Guston's paintings, including Beggar's Joys, were included in Dorothy Miller's show 12 Americans at the Museum of Modern Art in 1956, announcing the arrival of the lush and sensuous canvases that would later be described as ``that beautiful land'' by John Cage. In Beggar's Joys, Guston broke down form into ravishing, gently undulating strokes that hovered within a barely discernable yet innately cohesive structure. A master of color, Guston orchestrates a thrilling interplay of lush reds, warm whites and pearly grays, enlivened by subtle hints of green and orange. The 1950s canvases are potent beyond their size, projecting an energy and intensity that generate from the tension between deconstruction, gestural expression, and organizational principles. An atmospheric quality permeates Beggar's Joys, and such intimate works led critics to refer erroneously to impressionistic qualities akin to Monet. Guston's painterly surfaces were in fact a pain-staking process of layer upon layer of strokes and erasures, painted wet on wet, building up a sculpted surface. Within these works, Guston retained the structure of his drawings, and with the addition of the tactile and textured properties of paint, the skeleton was given flesh, a process the artist eloquently described in 1956 as the ``narrow passage from a diagramming to that other state – a corporeality.'' (Exh. Cat., New York, Museum of Modern Art, 12 Americans, 1956)

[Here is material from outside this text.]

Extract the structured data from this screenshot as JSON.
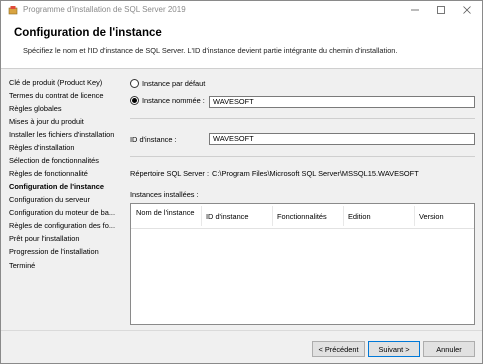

Art historians and critics have often noted the warring tendencies in the greatest of Guston's painting. The physicality of paint and the magic of the brushstroke vied for equal attention with the more philosophical qualities of art. As Guston was initially a figurative painter, critics were at first unreceptive to the abstractions of 1950-1954; yet fellow artists recognized the quality of the work and Guston's mastery of the medium. As Andrew Graham-Dixon noted in the 2003 retrospective, ``Guston laid claim to a special immediacy and intimacy related to `touch'....Guston had his pigments ground to create a particularly creamy consistency, and like thick butter applied to a hard surface, each stroke subtly squeezed out at its edges, creating a micro-sculptural effect'' (Ibid., Ft. Worth, p. 41)  On the other hand, it is no coincidence that Piet Mondrian was the abstract painter who most profoundly influenced Guston, and Elaine de Kooning recalled the artist studying Mondrian's drawings for his ``plus-minus'' paintings with great concentration. ``It wasn't the geometry of Mondrian that interested Guston, but the scaffolding. In Guston's hands, however, that scaffolding would not sit as a static, ideal diagram, but would invariably shift and bend in search of a form in space.'' (Ibid., p. 43)  Guston achieved the restraint and modality that is a common thread from his work to Mondrian and Rothko, just as his celebration of texture, color and paint is a creative link to the paintings of Clyfford Still and later artists such as Joan Mitchell. Rather than be constricted by the formulas of theorists such as Clement Greenberg who defined painting only by its physical properties of color, shape and support, Guston would not abandon the underlying symbolism or metaphysics of art. Ad Reinhardt's tonal masterpieces of the same period and Rothko's Multi-form paintings are perhaps the closest comparables to paintings such as Beggar's Joys. In the same maverick spirit, Guston authoritatively celebrated formalist concerns and painterly properties while he created subtle and soulful masterpieces of refined clarity. The title of Beggar's Joys acknowledges Guston's artistic journey just at the moment of his first critical acclaim as he joined Sidney Janis Gallery in late 1955 and was included in 12 Americans in 1956. As H. H. Arnason wrote for Guston's 1962 retrospective at the Guggenheim, ``Even in 1955, [Guston] was so impoverished that a friend was providing him with money for paints. The title of the painting, Beggar's Joys, reflects both his despondency at his beggar's condition and his exaltation in the final minutes of realizing this painting.'' (Ibid., Guggenheim Museum, p. 27)  In addition to Guston's 1962 and 2003 retrospectives, Beggar's Joys was also included in several major touring exhibitions of American abstract art from the Sao Paulo Bienal in 1957 to the 1958-159 European tour and the 1963-1965 exhibition to Japan, India and Australia organized by the Museum of Modern Art in New York.